FMC finds NY/NJ port ‘minimally impacted’ operationally by COVID-19

Port of New York and New Jersey

The U.S. Federal Maritime Commission (FMC) found that the coronavirus pandemic has minimally impacted container shipping operations within the Port of New York and New Jersey compared to what was experienced in the ports of Los Angeles and Long Beach in Southern California the first half of this year.

The FMC conducted numerous interviews with New York/New Jersey port and shipping industry officials as part of its ongoing Fact Finding 29, which the agency launched earlier this year to evaluate the impacts of COVID-19 on the nation’s major container gateways.

Led by Commissioner Rebecca Dye, the FMC concluded its first Fact Finding 29 evaluation of the pandemic’s impact on the ports of Los Angeles and Long Beach in early July. The agency made four recommendations to the ports’ stakeholders to prepare their operations for the return of container traffic once the virus abates.

Specifically, the FMC found that the San Pedro Bay port complex suffered from operational challenges with container returns, terminal closure notifications, blanked sailings and communication of earliest return dates for export containers. 

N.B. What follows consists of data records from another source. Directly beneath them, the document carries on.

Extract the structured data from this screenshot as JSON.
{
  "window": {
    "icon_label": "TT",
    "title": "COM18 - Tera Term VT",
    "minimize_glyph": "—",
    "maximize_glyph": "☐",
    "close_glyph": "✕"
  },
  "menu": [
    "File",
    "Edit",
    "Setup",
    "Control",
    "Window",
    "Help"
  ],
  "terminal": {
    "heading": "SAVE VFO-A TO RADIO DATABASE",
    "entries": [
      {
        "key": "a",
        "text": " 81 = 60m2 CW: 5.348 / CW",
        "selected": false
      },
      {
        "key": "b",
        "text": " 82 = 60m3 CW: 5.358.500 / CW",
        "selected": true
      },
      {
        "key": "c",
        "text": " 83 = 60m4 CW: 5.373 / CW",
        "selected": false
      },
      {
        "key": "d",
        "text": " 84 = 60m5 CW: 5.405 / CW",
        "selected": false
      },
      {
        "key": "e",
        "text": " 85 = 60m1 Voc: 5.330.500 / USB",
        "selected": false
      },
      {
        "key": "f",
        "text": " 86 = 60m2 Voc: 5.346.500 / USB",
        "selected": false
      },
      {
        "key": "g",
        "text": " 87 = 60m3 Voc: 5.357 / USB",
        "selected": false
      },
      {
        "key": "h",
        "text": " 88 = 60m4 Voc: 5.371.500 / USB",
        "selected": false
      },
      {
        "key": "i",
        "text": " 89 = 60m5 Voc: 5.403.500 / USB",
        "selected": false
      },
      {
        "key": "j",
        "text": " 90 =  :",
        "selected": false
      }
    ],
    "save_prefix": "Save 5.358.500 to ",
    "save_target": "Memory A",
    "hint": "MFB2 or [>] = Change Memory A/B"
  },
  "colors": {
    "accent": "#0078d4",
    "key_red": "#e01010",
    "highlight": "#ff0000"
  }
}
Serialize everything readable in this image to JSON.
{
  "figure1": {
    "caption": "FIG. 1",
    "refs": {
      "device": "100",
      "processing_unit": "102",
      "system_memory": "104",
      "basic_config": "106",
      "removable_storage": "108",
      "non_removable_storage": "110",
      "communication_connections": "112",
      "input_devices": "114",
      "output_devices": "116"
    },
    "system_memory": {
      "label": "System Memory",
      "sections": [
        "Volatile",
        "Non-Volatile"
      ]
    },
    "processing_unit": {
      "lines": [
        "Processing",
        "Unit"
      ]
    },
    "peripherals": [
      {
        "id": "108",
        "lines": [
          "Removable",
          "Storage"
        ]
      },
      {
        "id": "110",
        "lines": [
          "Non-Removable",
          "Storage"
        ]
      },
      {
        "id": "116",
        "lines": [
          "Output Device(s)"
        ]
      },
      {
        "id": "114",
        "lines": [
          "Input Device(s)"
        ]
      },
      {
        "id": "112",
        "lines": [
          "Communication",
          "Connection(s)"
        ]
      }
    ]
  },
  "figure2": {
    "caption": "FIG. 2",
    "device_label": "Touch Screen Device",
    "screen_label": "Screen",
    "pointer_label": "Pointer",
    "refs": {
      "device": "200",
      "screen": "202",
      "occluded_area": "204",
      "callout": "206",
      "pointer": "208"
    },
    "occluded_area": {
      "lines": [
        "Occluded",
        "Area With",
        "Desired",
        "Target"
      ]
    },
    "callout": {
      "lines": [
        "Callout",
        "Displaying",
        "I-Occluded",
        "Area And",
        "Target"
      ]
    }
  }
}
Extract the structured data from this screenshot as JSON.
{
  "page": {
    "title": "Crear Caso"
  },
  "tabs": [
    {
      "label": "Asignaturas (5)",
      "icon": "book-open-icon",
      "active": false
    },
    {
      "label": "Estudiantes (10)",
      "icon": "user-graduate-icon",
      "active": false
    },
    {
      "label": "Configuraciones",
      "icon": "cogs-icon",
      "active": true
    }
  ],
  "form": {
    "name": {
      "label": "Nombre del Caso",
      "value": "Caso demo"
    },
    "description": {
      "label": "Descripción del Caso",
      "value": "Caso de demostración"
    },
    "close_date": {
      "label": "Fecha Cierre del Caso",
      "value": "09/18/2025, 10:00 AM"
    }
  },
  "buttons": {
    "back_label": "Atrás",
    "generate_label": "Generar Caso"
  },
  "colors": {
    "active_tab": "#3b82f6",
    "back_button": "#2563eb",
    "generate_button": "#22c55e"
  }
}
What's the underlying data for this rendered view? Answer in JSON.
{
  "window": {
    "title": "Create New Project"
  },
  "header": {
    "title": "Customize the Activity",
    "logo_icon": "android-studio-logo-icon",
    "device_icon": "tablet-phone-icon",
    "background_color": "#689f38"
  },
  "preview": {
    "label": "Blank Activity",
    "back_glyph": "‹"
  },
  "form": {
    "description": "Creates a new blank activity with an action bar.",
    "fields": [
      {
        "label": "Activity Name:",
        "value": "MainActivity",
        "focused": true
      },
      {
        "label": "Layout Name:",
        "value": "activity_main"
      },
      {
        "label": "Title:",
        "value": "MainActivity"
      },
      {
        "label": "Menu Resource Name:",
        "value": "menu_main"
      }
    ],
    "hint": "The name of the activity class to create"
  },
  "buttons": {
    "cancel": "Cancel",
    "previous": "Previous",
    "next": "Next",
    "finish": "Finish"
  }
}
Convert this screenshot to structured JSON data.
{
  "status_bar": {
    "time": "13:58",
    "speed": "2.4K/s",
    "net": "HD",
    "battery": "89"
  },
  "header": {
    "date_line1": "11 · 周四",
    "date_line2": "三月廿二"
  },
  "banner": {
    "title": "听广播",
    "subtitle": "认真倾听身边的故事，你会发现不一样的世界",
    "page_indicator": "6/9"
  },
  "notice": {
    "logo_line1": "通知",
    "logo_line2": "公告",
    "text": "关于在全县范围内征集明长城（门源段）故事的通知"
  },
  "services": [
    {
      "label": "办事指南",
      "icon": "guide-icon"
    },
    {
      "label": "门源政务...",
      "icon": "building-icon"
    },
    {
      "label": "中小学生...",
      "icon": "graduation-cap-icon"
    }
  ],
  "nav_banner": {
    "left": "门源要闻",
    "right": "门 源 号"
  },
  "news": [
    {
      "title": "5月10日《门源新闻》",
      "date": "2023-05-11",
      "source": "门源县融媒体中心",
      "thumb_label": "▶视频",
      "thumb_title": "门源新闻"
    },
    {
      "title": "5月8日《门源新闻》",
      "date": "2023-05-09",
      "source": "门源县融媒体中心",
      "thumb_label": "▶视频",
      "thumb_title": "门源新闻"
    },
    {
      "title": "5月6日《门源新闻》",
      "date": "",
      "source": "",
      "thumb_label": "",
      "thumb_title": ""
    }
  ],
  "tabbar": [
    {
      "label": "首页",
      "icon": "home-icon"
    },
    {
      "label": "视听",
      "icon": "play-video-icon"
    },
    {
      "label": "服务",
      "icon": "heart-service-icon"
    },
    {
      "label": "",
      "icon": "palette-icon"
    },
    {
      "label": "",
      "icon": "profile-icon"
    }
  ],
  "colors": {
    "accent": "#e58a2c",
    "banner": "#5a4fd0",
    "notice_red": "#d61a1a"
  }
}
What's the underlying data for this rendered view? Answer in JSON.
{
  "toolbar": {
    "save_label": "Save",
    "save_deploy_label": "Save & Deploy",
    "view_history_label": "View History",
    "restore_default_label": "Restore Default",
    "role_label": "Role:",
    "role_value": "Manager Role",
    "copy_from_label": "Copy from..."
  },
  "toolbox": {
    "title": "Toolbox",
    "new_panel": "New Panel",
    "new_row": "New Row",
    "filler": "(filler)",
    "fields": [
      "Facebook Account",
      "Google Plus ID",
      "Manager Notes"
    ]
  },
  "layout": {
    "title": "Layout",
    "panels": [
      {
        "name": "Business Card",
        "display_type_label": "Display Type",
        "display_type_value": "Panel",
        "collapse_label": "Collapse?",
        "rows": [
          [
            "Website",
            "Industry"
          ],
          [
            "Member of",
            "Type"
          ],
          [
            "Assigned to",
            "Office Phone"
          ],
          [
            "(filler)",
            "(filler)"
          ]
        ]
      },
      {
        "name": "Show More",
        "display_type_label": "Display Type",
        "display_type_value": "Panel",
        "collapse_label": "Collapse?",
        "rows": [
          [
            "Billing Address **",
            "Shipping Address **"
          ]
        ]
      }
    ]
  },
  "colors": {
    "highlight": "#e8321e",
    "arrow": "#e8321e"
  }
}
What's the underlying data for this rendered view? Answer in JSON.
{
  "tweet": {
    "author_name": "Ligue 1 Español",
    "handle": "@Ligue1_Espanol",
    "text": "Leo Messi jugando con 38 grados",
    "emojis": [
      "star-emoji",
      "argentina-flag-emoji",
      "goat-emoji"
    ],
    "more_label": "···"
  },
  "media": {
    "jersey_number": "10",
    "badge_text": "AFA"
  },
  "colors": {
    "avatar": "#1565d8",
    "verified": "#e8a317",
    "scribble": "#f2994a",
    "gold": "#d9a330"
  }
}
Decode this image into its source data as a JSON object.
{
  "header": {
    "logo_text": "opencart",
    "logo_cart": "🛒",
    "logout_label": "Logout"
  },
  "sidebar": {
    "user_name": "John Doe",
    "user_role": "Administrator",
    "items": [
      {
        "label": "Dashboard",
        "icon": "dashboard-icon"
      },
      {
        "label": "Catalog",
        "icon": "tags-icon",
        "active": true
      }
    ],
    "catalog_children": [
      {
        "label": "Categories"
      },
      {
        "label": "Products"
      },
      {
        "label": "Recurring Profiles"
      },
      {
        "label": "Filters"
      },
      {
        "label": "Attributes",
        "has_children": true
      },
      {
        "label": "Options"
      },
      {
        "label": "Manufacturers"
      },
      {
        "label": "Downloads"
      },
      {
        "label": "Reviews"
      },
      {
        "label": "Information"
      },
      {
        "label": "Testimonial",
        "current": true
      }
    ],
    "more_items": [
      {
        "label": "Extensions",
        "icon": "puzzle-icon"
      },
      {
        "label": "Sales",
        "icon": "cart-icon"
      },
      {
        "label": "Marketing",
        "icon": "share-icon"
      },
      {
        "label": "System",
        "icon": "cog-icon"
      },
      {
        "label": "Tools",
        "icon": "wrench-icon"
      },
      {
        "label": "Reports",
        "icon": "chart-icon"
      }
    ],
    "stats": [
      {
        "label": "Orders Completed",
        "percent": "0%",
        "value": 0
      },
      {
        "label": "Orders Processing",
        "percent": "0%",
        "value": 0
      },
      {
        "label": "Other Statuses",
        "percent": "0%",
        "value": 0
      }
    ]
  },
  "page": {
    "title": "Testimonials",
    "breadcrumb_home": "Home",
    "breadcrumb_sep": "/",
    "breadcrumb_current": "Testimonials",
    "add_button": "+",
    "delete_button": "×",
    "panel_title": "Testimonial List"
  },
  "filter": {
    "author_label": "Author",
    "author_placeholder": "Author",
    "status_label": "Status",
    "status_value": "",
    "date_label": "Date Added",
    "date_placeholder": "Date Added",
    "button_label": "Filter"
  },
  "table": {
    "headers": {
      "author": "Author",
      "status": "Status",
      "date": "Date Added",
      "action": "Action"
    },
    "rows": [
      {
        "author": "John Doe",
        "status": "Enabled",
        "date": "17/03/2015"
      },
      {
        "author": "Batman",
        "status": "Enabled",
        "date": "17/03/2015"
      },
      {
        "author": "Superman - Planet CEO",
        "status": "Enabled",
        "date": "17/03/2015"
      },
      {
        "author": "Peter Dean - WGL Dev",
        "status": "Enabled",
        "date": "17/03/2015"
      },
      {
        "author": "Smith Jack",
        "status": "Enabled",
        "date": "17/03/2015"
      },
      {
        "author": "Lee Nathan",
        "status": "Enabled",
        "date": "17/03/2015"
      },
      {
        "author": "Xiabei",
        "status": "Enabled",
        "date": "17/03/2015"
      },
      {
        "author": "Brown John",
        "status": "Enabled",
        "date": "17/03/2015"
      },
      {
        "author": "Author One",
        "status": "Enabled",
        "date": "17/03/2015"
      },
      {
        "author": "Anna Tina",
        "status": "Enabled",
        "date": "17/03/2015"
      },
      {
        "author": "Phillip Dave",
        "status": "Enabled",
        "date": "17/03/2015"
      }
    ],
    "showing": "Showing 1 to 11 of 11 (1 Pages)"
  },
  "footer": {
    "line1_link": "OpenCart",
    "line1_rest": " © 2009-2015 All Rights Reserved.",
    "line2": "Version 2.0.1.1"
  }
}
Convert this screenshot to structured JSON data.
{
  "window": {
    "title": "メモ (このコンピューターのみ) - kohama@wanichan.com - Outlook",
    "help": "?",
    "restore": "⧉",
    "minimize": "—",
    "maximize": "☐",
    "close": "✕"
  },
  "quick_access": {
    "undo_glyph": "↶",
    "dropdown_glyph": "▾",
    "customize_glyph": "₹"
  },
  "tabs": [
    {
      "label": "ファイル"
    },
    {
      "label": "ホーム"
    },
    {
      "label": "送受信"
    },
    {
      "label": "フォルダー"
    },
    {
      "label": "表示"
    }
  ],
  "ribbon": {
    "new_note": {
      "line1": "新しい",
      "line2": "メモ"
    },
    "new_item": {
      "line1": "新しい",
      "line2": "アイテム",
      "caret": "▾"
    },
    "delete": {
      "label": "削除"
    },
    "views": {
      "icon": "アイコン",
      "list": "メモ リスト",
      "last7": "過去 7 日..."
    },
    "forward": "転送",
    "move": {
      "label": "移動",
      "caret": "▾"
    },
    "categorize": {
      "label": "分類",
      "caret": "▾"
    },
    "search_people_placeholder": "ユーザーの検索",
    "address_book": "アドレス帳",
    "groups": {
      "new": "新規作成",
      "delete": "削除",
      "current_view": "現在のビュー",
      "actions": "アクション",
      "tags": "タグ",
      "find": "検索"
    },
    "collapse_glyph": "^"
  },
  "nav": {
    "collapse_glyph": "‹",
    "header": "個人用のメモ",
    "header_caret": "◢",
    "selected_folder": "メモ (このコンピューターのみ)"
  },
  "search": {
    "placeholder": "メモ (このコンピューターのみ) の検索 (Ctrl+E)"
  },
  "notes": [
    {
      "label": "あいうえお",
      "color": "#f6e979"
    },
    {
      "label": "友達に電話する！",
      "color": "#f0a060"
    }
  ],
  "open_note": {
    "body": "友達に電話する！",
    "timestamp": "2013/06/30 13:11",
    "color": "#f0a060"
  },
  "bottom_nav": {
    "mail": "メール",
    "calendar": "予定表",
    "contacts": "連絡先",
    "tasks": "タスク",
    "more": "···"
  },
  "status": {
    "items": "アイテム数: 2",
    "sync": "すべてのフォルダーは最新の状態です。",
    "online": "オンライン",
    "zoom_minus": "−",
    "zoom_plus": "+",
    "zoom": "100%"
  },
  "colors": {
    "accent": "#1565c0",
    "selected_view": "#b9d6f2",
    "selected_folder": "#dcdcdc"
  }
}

“We believe trade volumes are likely to substantially increase going forward and the southern California ports remain the key gateway for the nation’s international commerce,” Dye said in a statement on Tuesday. “The ports, their terminal tenants, and the ocean carriers that use those facilities must embrace changes that improve efficiencies and operations and act now to implement them.”

However, Dye said a “common challenge” between the West and East Coast port complexes is the need to improve chassis pickups and returns. The truckers seek a scenario in which they can return containers to one location and pick up an outbound container, a process known as a “double move.”

The FMC was advised during its fact-finding discussions with the New York/New Jersey port authority that the Council of Port Performance (CPP) has already made improving the container return process a top priority. The CPP was set up by the port authority in 2014 as a forum for industry stakeholders to provide input and oversight of programs and initiatives to improve efficiency in the port complex.

Dye is expected to soon begin the third phase of Fact Finding 29 by conducting discussions with the Port of New Orleans and its container-shipping stakeholders.

Related news

FMC examines COVID-19 impacts on New York/New Jersey ports

FMC identifies San Pedro Bay container challenges during COVID-19

FMC tracks COVID-19-induced supply chain bottlenecks

Click for more FreightWaves/American Shipper articles by Chris Gillis.